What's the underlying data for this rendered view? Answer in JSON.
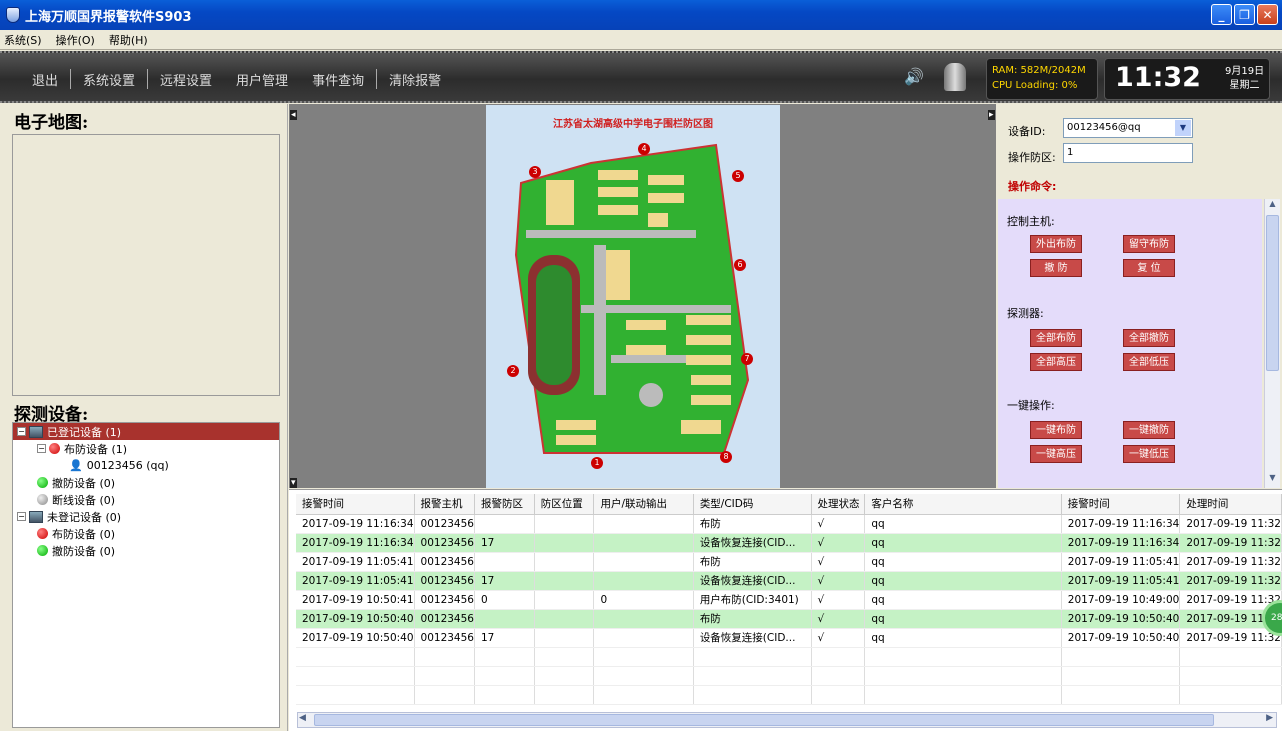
{
  "window": {
    "title": "上海万顺国界报警软件S903"
  },
  "menu": [
    "系统(S)",
    "操作(O)",
    "帮助(H)"
  ],
  "toolbar": {
    "items": [
      "退出",
      "系统设置",
      "远程设置",
      "用户管理",
      "事件查询",
      "清除报警"
    ]
  },
  "status": {
    "ram": "RAM: 582M/2042M",
    "cpu": "CPU Loading: 0%",
    "time": "11:32",
    "date": "9月19日",
    "weekday": "星期二"
  },
  "left": {
    "map_heading": "电子地图:",
    "devices_heading": "探测设备:",
    "tree": [
      {
        "label": "已登记设备 (1)",
        "level": 0,
        "icon": "computer-icon",
        "selected": true
      },
      {
        "label": "布防设备 (1)",
        "level": 1,
        "icon": "red-dot-icon"
      },
      {
        "label": "00123456 (qq)",
        "level": 2,
        "icon": "person-icon"
      },
      {
        "label": "撤防设备 (0)",
        "level": 1,
        "icon": "green-dot-icon"
      },
      {
        "label": "断线设备 (0)",
        "level": 1,
        "icon": "gray-dot-icon"
      },
      {
        "label": "未登记设备 (0)",
        "level": 0,
        "icon": "computer-icon"
      },
      {
        "label": "布防设备 (0)",
        "level": 1,
        "icon": "red-dot-icon"
      },
      {
        "label": "撤防设备 (0)",
        "level": 1,
        "icon": "green-dot-icon"
      }
    ]
  },
  "map": {
    "title": "江苏省太湖高级中学电子围栏防区图",
    "zones": [
      "1",
      "2",
      "3",
      "4",
      "5",
      "6",
      "7",
      "8"
    ]
  },
  "right": {
    "device_id_label": "设备ID:",
    "device_id_value": "00123456@qq",
    "zone_label": "操作防区:",
    "zone_value": "1",
    "commands_heading": "操作命令:",
    "host_label": "控制主机:",
    "host_buttons": [
      "外出布防",
      "留守布防",
      "撤 防",
      "复 位"
    ],
    "detector_label": "探测器:",
    "detector_buttons": [
      "全部布防",
      "全部撤防",
      "全部高压",
      "全部低压"
    ],
    "onekey_label": "一键操作:",
    "onekey_buttons": [
      "一键布防",
      "一键撤防",
      "一键高压",
      "一键低压"
    ]
  },
  "grid": {
    "columns": [
      "接警时间",
      "报警主机",
      "报警防区",
      "防区位置",
      "用户/联动输出",
      "类型/CID码",
      "处理状态",
      "客户名称",
      "接警时间",
      "处理时间"
    ],
    "rows": [
      {
        "cells": [
          "2017-09-19 11:16:34",
          "00123456",
          "",
          "",
          "",
          "布防",
          "√",
          "qq",
          "2017-09-19 11:16:34",
          "2017-09-19 11:32"
        ],
        "green": false
      },
      {
        "cells": [
          "2017-09-19 11:16:34",
          "00123456",
          "17",
          "",
          "",
          "设备恢复连接(CID...",
          "√",
          "qq",
          "2017-09-19 11:16:34",
          "2017-09-19 11:32"
        ],
        "green": true
      },
      {
        "cells": [
          "2017-09-19 11:05:41",
          "00123456",
          "",
          "",
          "",
          "布防",
          "√",
          "qq",
          "2017-09-19 11:05:41",
          "2017-09-19 11:32"
        ],
        "green": false
      },
      {
        "cells": [
          "2017-09-19 11:05:41",
          "00123456",
          "17",
          "",
          "",
          "设备恢复连接(CID...",
          "√",
          "qq",
          "2017-09-19 11:05:41",
          "2017-09-19 11:32"
        ],
        "green": true
      },
      {
        "cells": [
          "2017-09-19 10:50:41",
          "00123456",
          "0",
          "",
          "0",
          "用户布防(CID:3401)",
          "√",
          "qq",
          "2017-09-19 10:49:00",
          "2017-09-19 11:32"
        ],
        "green": false
      },
      {
        "cells": [
          "2017-09-19 10:50:40",
          "00123456",
          "",
          "",
          "",
          "布防",
          "√",
          "qq",
          "2017-09-19 10:50:40",
          "2017-09-19 11:32"
        ],
        "green": true
      },
      {
        "cells": [
          "2017-09-19 10:50:40",
          "00123456",
          "17",
          "",
          "",
          "设备恢复连接(CID...",
          "√",
          "qq",
          "2017-09-19 10:50:40",
          "2017-09-19 11:32"
        ],
        "green": false
      }
    ]
  },
  "badge": "28"
}
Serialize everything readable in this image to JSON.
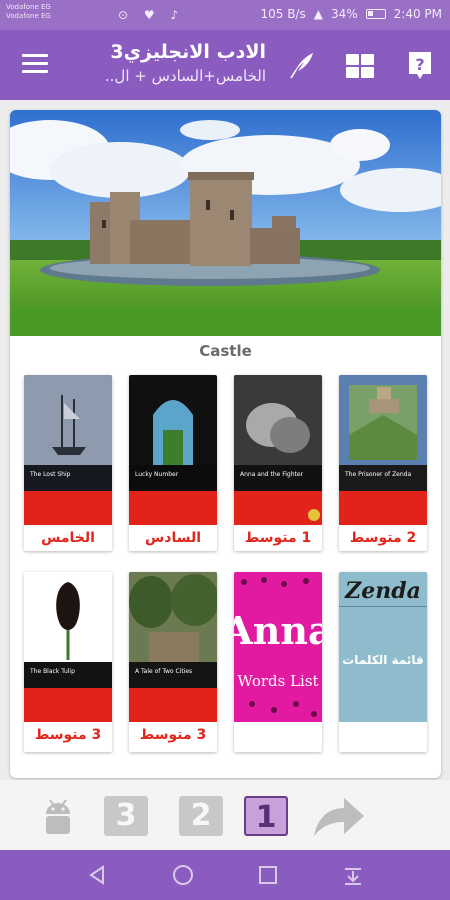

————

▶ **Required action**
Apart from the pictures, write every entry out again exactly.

▶ **Exercise answer**
What's the underlying data for this rendered view? Answer in JSON.
{
  "window": {
    "title": "上海万顺国界报警软件S903"
  },
  "menu": [
    "系统(S)",
    "操作(O)",
    "帮助(H)"
  ],
  "toolbar": {
    "items": [
      "退出",
      "系统设置",
      "远程设置",
      "用户管理",
      "事件查询",
      "清除报警"
    ]
  },
  "status": {
    "ram": "RAM: 582M/2042M",
    "cpu": "CPU Loading: 0%",
    "time": "11:32",
    "date": "9月19日",
    "weekday": "星期二"
  },
  "left": {
    "map_heading": "电子地图:",
    "devices_heading": "探测设备:",
    "tree": [
      {
        "label": "已登记设备 (1)",
        "level": 0,
        "icon": "computer-icon",
        "selected": true
      },
      {
        "label": "布防设备 (1)",
        "level": 1,
        "icon": "red-dot-icon"
      },
      {
        "label": "00123456 (qq)",
        "level": 2,
        "icon": "person-icon"
      },
      {
        "label": "撤防设备 (0)",
        "level": 1,
        "icon": "green-dot-icon"
      },
      {
        "label": "断线设备 (0)",
        "level": 1,
        "icon": "gray-dot-icon"
      },
      {
        "label": "未登记设备 (0)",
        "level": 0,
        "icon": "computer-icon"
      },
      {
        "label": "布防设备 (0)",
        "level": 1,
        "icon": "red-dot-icon"
      },
      {
        "label": "撤防设备 (0)",
        "level": 1,
        "icon": "green-dot-icon"
      }
    ]
  },
  "map": {
    "title": "江苏省太湖高级中学电子围栏防区图",
    "zones": [
      "1",
      "2",
      "3",
      "4",
      "5",
      "6",
      "7",
      "8"
    ]
  },
  "right": {
    "device_id_label": "设备ID:",
    "device_id_value": "00123456@qq",
    "zone_label": "操作防区:",
    "zone_value": "1",
    "commands_heading": "操作命令:",
    "host_label": "控制主机:",
    "host_buttons": [
      "外出布防",
      "留守布防",
      "撤 防",
      "复 位"
    ],
    "detector_label": "探测器:",
    "detector_buttons": [
      "全部布防",
      "全部撤防",
      "全部高压",
      "全部低压"
    ],
    "onekey_label": "一键操作:",
    "onekey_buttons": [
      "一键布防",
      "一键撤防",
      "一键高压",
      "一键低压"
    ]
  },
  "grid": {
    "columns": [
      "接警时间",
      "报警主机",
      "报警防区",
      "防区位置",
      "用户/联动输出",
      "类型/CID码",
      "处理状态",
      "客户名称",
      "接警时间",
      "处理时间"
    ],
    "rows": [
      {
        "cells": [
          "2017-09-19 11:16:34",
          "00123456",
          "",
          "",
          "",
          "布防",
          "√",
          "qq",
          "2017-09-19 11:16:34",
          "2017-09-19 11:32"
        ],
        "green": false
      },
      {
        "cells": [
          "2017-09-19 11:16:34",
          "00123456",
          "17",
          "",
          "",
          "设备恢复连接(CID...",
          "√",
          "qq",
          "2017-09-19 11:16:34",
          "2017-09-19 11:32"
        ],
        "green": true
      },
      {
        "cells": [
          "2017-09-19 11:05:41",
          "00123456",
          "",
          "",
          "",
          "布防",
          "√",
          "qq",
          "2017-09-19 11:05:41",
          "2017-09-19 11:32"
        ],
        "green": false
      },
      {
        "cells": [
          "2017-09-19 11:05:41",
          "00123456",
          "17",
          "",
          "",
          "设备恢复连接(CID...",
          "√",
          "qq",
          "2017-09-19 11:05:41",
          "2017-09-19 11:32"
        ],
        "green": true
      },
      {
        "cells": [
          "2017-09-19 10:50:41",
          "00123456",
          "0",
          "",
          "0",
          "用户布防(CID:3401)",
          "√",
          "qq",
          "2017-09-19 10:49:00",
          "2017-09-19 11:32"
        ],
        "green": false
      },
      {
        "cells": [
          "2017-09-19 10:50:40",
          "00123456",
          "",
          "",
          "",
          "布防",
          "√",
          "qq",
          "2017-09-19 10:50:40",
          "2017-09-19 11:32"
        ],
        "green": true
      },
      {
        "cells": [
          "2017-09-19 10:50:40",
          "00123456",
          "17",
          "",
          "",
          "设备恢复连接(CID...",
          "√",
          "qq",
          "2017-09-19 10:50:40",
          "2017-09-19 11:32"
        ],
        "green": false
      }
    ]
  },
  "badge": "28"
}
Serialize everything readable in this image to JSON.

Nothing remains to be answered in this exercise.